As I crossed West Franklin Street heading north on Martin Luther King Jr. Boulevard (of all places), I found myself confronted with a baseball-bat-wielding youth, maybe 10 years old, backed up by four other kids. They came running across MLK from the Lexington Terrace projects, itching to kick my ass.
Unable to avoid them, I stopped my bike, stood up, faced the kid as he prepared to bash me with the bat, and said sternly with my arms crossed, “So you’re going to knock me around, huh?” He balked, smiled sheepishly, and then one of his accomplices shouted, “He’s a cop! Look, he’s packin’ a gun!”
That was their out. As they ran east on Franklin, I shouted after them, “You wouldn’t have pulled that shit if you had gone to the march today!” The last kid looked back and smiled knowingly.
I had disarmed them psychically, and each of us left undamaged and with something positive to think about. It occurred to me the march participants had managed the same thing with me earlier that day: I had gone expecting my presence to cause some level of hostility and confrontation, but I found only peace and brotherhood.
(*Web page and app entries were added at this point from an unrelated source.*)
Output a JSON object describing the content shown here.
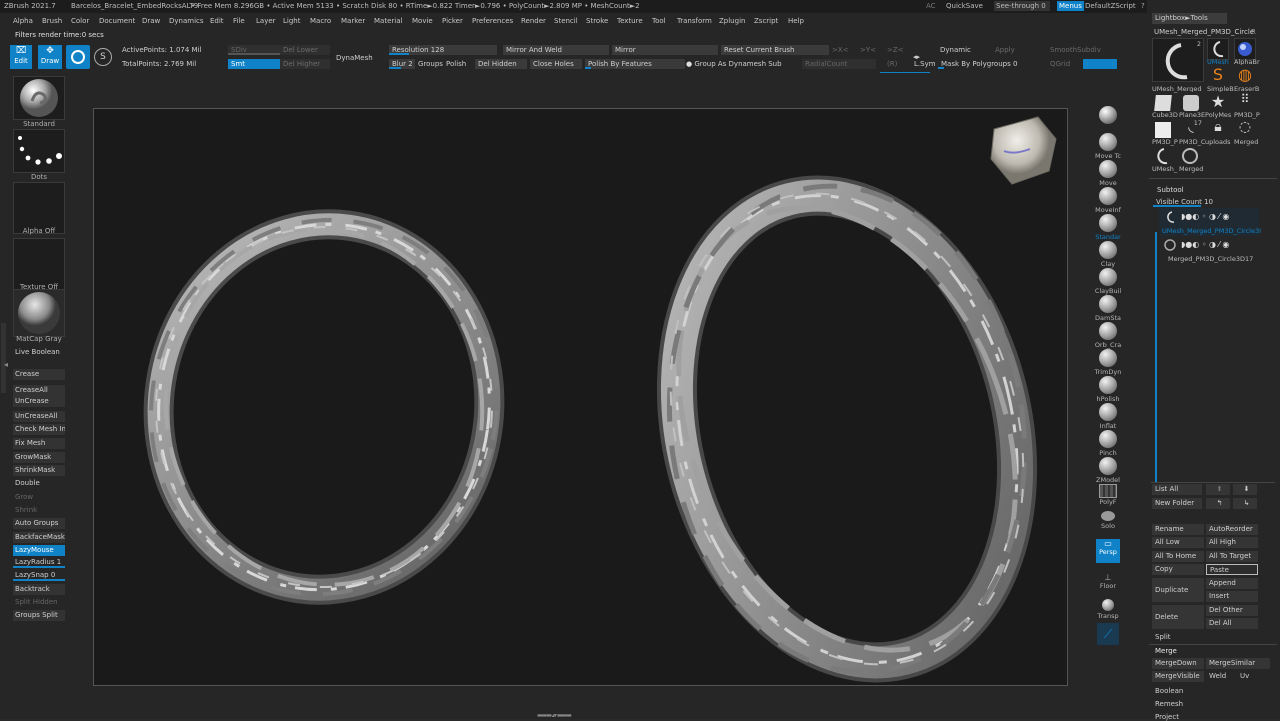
{
  "titlebar": {
    "app": "ZBrush 2021.7",
    "file": "Barcelos_Bracelet_EmbedRocksALT9",
    "stats": "• Free Mem 8.296GB • Active Mem 5133 • Scratch Disk 80 • RTime►0.822 Timer►0.796 • PolyCount►2.809 MP • MeshCount►2",
    "ac": "AC",
    "quicksave": "QuickSave",
    "seethrough": "See-through  0",
    "menus_btn": "Menus",
    "zscript": "DefaultZScript"
  },
  "menubar": [
    "Alpha",
    "Brush",
    "Color",
    "Document",
    "Draw",
    "Dynamics",
    "Edit",
    "File",
    "Layer",
    "Light",
    "Macro",
    "Marker",
    "Material",
    "Movie",
    "Picker",
    "Preferences",
    "Render",
    "Stencil",
    "Stroke",
    "Texture",
    "Tool",
    "Transform",
    "Zplugin",
    "Zscript",
    "Help"
  ],
  "status_note": "Filters render time:0 secs",
  "toolbar": {
    "edit": "Edit",
    "draw": "Draw",
    "active_points": "ActivePoints: 1.074 Mil",
    "total_points": "TotalPoints: 2.769 Mil",
    "sdiv": "SDiv",
    "smt": "Smt",
    "del_lower": "Del Lower",
    "del_higher": "Del Higher",
    "dynamesh": "DynaMesh",
    "resolution": "Resolution  128",
    "blur": "Blur  2",
    "groups": "Groups",
    "polish": "Polish",
    "del_hidden": "Del Hidden",
    "close_holes": "Close Holes",
    "mirror_weld": "Mirror And Weld",
    "mirror": "Mirror",
    "reset_brush": "Reset Current Brush",
    "polish_features": "Polish By Features",
    "group_dynamesh": "Group As Dynamesh Sub",
    "radial_count": "RadialCount",
    "xyz_x": ">X<",
    "xyz_y": ">Y<",
    "xyz_z": ">Z<",
    "r": "(R)",
    "lsym": "L.Sym",
    "dynamic": "Dynamic",
    "apply": "Apply",
    "smooth_subdiv": "SmoothSubdiv",
    "mask_polygroups": "Mask By Polygroups  0",
    "qgrid": "QGrid"
  },
  "leftshelf": {
    "brush": "Standard",
    "stroke": "Dots",
    "alpha": "Alpha Off",
    "texture": "Texture Off",
    "material": "MatCap Gray",
    "buttons": [
      {
        "label": "Live Boolean",
        "state": "normal"
      },
      {
        "label": "Crease",
        "state": "normal"
      },
      {
        "label": "CreaseAll",
        "state": "normal"
      },
      {
        "label": "UnCrease",
        "state": "normal"
      },
      {
        "label": "UnCreaseAll",
        "state": "normal"
      },
      {
        "label": "Check Mesh Integrity",
        "state": "normal"
      },
      {
        "label": "Fix Mesh",
        "state": "normal"
      },
      {
        "label": "GrowMask",
        "state": "normal"
      },
      {
        "label": "ShrinkMask",
        "state": "normal"
      },
      {
        "label": "Double",
        "state": "normal"
      },
      {
        "label": "Grow",
        "state": "dim"
      },
      {
        "label": "Shrink",
        "state": "dim"
      },
      {
        "label": "Auto Groups",
        "state": "normal"
      },
      {
        "label": "BackfaceMask",
        "state": "normal"
      },
      {
        "label": "LazyMouse",
        "state": "on"
      },
      {
        "label": "LazyRadius  1",
        "state": "normal"
      },
      {
        "label": "LazySnap  0",
        "state": "normal"
      },
      {
        "label": "Backtrack",
        "state": "normal"
      },
      {
        "label": "Split Hidden",
        "state": "dim"
      },
      {
        "label": "Groups Split",
        "state": "normal"
      }
    ]
  },
  "rightshelf": [
    "Move Tc",
    "Move",
    "MoveInf",
    "Standar",
    "Clay",
    "ClayBuil",
    "DamSta",
    "Orb_Cra",
    "TrimDyn",
    "hPolish",
    "Inflat",
    "Pinch",
    "ZModel",
    "PolyF",
    "Solo",
    "Persp",
    "Floor",
    "Transp"
  ],
  "tray": {
    "lightbox": "Lightbox►Tools",
    "current_tool": "UMesh_Merged_PM3D_Circle",
    "current_tool_r": "R",
    "tools": [
      {
        "label": "UMesh_Merged",
        "count": "2"
      },
      {
        "label": "SimpleB",
        "count": ""
      },
      {
        "label": "EraserB",
        "count": ""
      },
      {
        "label": "Cube3D",
        "count": ""
      },
      {
        "label": "Plane3E",
        "count": ""
      },
      {
        "label": "PolyMes",
        "count": ""
      },
      {
        "label": "PM3D_P",
        "count": ""
      },
      {
        "label": "PM3D_P",
        "count": ""
      },
      {
        "label": "PM3D_C",
        "count": "17"
      },
      {
        "label": "uploads",
        "count": ""
      },
      {
        "label": "Merged",
        "count": ""
      },
      {
        "label": "UMesh_",
        "count": ""
      },
      {
        "label": "Merged",
        "count": ""
      }
    ],
    "alpha_brush": "AlphaBr",
    "subtool_title": "Subtool",
    "visible_count": "Visible Count  10",
    "subtools": [
      {
        "name": "UMesh_Merged_PM3D_Circle3I",
        "active": true
      },
      {
        "name": "Merged_PM3D_Circle3D17",
        "active": false
      }
    ],
    "list_all": "List All",
    "new_folder": "New Folder",
    "rename": "Rename",
    "autoreorder": "AutoReorder",
    "all_low": "All Low",
    "all_high": "All High",
    "all_to_home": "All To Home",
    "all_to_target": "All To Target",
    "copy": "Copy",
    "paste": "Paste",
    "duplicate": "Duplicate",
    "append": "Append",
    "insert": "Insert",
    "delete": "Delete",
    "del_other": "Del Other",
    "del_all": "Del All",
    "split": "Split",
    "merge": "Merge",
    "merge_down": "MergeDown",
    "merge_similar": "MergeSimilar",
    "merge_visible": "MergeVisible",
    "weld": "Weld",
    "uv": "Uv",
    "boolean": "Boolean",
    "remesh": "Remesh",
    "project": "Project"
  },
  "colors": {
    "accent": "#1083c8",
    "bg": "#262626",
    "viewport": "#1a1a1a"
  }
}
My hope is that Minister Louis Farrakhan, as he makes his rounds as a confrontational black leader, will find the same reception that I found at the march. If his hostility is met with hostility, I’m afraid we’re headed for a highly destructive showdown. If it is deflected with respectful defiance laced with genuine benevolence, maybe there’s hope, and blacks, whites, and everyone else can stop talking about blame and retribution and actually start building a common, mutually beneficial future. To rephrase the popular T-shirt, “It’s a people thing – we got to understand.”